Element data from apps and pages:
════

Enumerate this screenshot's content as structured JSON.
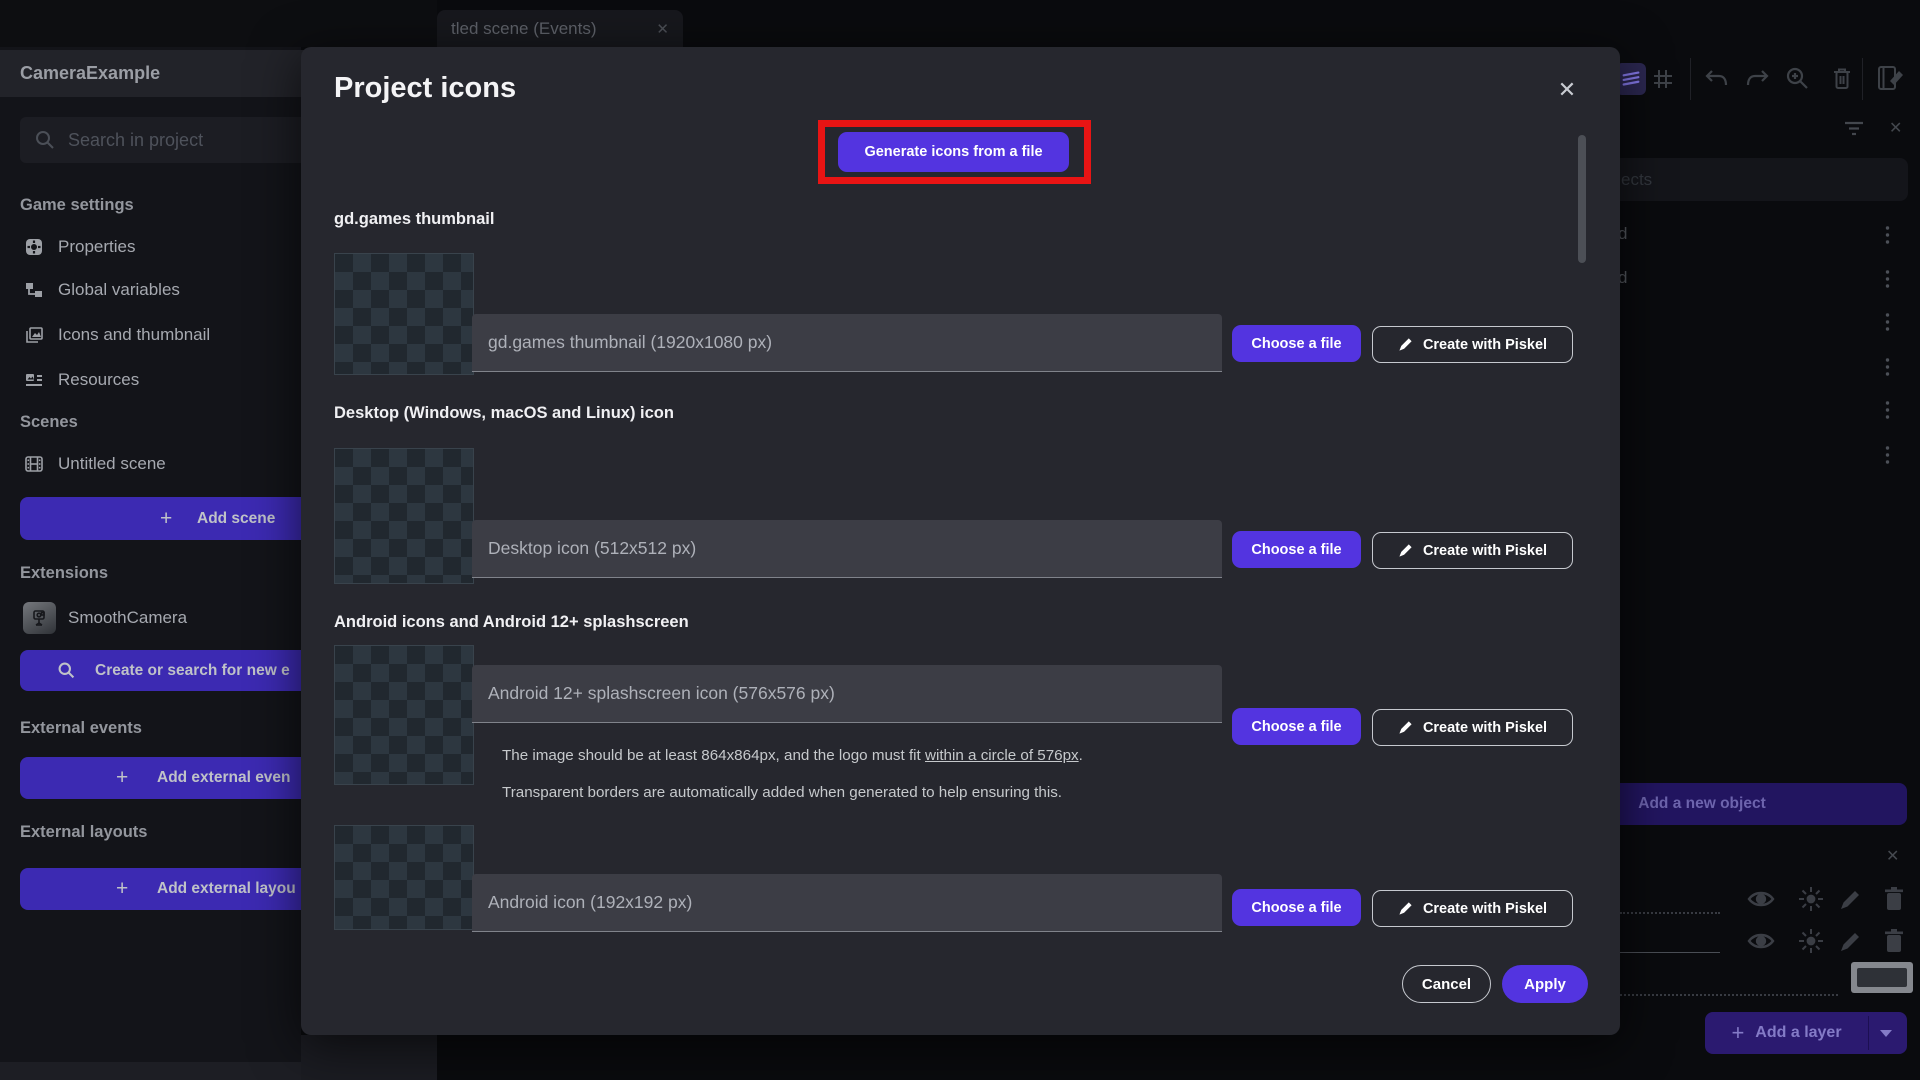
{
  "colors": {
    "accent": "#5334e0",
    "accent_dim": "#3c2ab2",
    "annotation_red": "#e81414"
  },
  "tab": {
    "label": "tled scene (Events)"
  },
  "sidebar": {
    "project_name": "CameraExample",
    "search_placeholder": "Search in project",
    "sections": [
      {
        "label": "Game settings",
        "items": [
          {
            "label": "Properties"
          },
          {
            "label": "Global variables"
          },
          {
            "label": "Icons and thumbnail"
          },
          {
            "label": "Resources"
          }
        ]
      },
      {
        "label": "Scenes",
        "items": [
          {
            "label": "Untitled scene"
          }
        ],
        "button": "Add scene"
      },
      {
        "label": "Extensions",
        "items": [
          {
            "label": "SmoothCamera"
          }
        ],
        "button": "Create or search for new e"
      },
      {
        "label": "External events",
        "button": "Add external even"
      },
      {
        "label": "External layouts",
        "button": "Add external layou"
      }
    ]
  },
  "objects_panel": {
    "search_fragment": "ects",
    "row_fragments": [
      "d",
      "d",
      "",
      "",
      "",
      ""
    ],
    "add_button": "Add a new object"
  },
  "layers_panel": {
    "add_button": "Add a layer"
  },
  "modal": {
    "title": "Project icons",
    "generate_button": "Generate icons from a file",
    "choose_label": "Choose a file",
    "piskel_label": "Create with Piskel",
    "sections": [
      {
        "label": "gd.games thumbnail",
        "hint": "gd.games thumbnail (1920x1080 px)"
      },
      {
        "label": "Desktop (Windows, macOS and Linux) icon",
        "hint": "Desktop icon (512x512 px)"
      },
      {
        "label": "Android icons and Android 12+ splashscreen",
        "hint": "Android 12+ splashscreen icon (576x576 px)",
        "helper_line1_pre": "The image should be at least 864x864px, and the logo must fit ",
        "helper_line1_underlined": "within a circle of 576px",
        "helper_line1_post": ".",
        "helper_line2": "Transparent borders are automatically added when generated to help ensuring this."
      },
      {
        "hint": "Android icon (192x192 px)"
      }
    ],
    "cancel_button": "Cancel",
    "apply_button": "Apply"
  }
}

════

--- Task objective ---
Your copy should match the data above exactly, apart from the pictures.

--- Answer box ---
Enumerate this screenshot's content as structured JSON.
{
  "colors": {
    "accent": "#5334e0",
    "accent_dim": "#3c2ab2",
    "annotation_red": "#e81414"
  },
  "tab": {
    "label": "tled scene (Events)"
  },
  "sidebar": {
    "project_name": "CameraExample",
    "search_placeholder": "Search in project",
    "sections": [
      {
        "label": "Game settings",
        "items": [
          {
            "label": "Properties"
          },
          {
            "label": "Global variables"
          },
          {
            "label": "Icons and thumbnail"
          },
          {
            "label": "Resources"
          }
        ]
      },
      {
        "label": "Scenes",
        "items": [
          {
            "label": "Untitled scene"
          }
        ],
        "button": "Add scene"
      },
      {
        "label": "Extensions",
        "items": [
          {
            "label": "SmoothCamera"
          }
        ],
        "button": "Create or search for new e"
      },
      {
        "label": "External events",
        "button": "Add external even"
      },
      {
        "label": "External layouts",
        "button": "Add external layou"
      }
    ]
  },
  "objects_panel": {
    "search_fragment": "ects",
    "row_fragments": [
      "d",
      "d",
      "",
      "",
      "",
      ""
    ],
    "add_button": "Add a new object"
  },
  "layers_panel": {
    "add_button": "Add a layer"
  },
  "modal": {
    "title": "Project icons",
    "generate_button": "Generate icons from a file",
    "choose_label": "Choose a file",
    "piskel_label": "Create with Piskel",
    "sections": [
      {
        "label": "gd.games thumbnail",
        "hint": "gd.games thumbnail (1920x1080 px)"
      },
      {
        "label": "Desktop (Windows, macOS and Linux) icon",
        "hint": "Desktop icon (512x512 px)"
      },
      {
        "label": "Android icons and Android 12+ splashscreen",
        "hint": "Android 12+ splashscreen icon (576x576 px)",
        "helper_line1_pre": "The image should be at least 864x864px, and the logo must fit ",
        "helper_line1_underlined": "within a circle of 576px",
        "helper_line1_post": ".",
        "helper_line2": "Transparent borders are automatically added when generated to help ensuring this."
      },
      {
        "hint": "Android icon (192x192 px)"
      }
    ],
    "cancel_button": "Cancel",
    "apply_button": "Apply"
  }
}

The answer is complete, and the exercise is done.